_EXERCISE GOAL_. What lines of the data hold the string "true"? Pull each one out.
━━ DATA RECORDS ━━
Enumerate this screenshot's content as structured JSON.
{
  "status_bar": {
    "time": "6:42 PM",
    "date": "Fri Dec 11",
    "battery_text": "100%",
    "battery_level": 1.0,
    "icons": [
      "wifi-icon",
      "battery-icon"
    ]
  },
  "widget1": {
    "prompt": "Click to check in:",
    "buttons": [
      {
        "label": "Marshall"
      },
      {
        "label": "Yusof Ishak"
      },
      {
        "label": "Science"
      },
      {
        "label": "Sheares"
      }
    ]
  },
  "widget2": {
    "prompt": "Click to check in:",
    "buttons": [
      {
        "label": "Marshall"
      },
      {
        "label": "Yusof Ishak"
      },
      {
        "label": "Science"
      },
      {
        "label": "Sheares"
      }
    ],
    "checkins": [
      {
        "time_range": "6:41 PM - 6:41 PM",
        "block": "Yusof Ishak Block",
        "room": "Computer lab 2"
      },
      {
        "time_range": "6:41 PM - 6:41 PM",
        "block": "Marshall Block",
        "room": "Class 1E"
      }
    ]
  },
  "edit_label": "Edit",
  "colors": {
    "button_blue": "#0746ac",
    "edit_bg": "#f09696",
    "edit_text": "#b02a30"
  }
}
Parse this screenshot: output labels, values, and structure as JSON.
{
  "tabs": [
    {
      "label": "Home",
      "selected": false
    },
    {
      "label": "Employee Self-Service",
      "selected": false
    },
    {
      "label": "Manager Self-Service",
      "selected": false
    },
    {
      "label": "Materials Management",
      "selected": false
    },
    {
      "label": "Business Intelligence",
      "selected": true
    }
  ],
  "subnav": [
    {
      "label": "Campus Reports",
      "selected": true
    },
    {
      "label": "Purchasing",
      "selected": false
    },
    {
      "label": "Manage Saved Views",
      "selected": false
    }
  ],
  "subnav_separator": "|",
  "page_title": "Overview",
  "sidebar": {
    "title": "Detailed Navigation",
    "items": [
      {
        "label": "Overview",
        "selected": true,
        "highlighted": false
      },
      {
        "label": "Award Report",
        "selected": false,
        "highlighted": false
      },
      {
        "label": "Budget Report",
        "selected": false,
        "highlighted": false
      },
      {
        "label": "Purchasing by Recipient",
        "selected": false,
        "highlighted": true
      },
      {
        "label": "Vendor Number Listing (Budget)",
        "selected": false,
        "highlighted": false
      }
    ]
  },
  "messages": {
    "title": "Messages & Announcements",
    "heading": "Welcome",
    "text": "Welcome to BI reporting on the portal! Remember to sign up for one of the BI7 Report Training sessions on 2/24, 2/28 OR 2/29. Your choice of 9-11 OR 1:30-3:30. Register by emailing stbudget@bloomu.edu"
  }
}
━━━
_WRITTEN REPLY_.
      "selected": true
      "selected": true
        "selected": true,
        "highlighted": true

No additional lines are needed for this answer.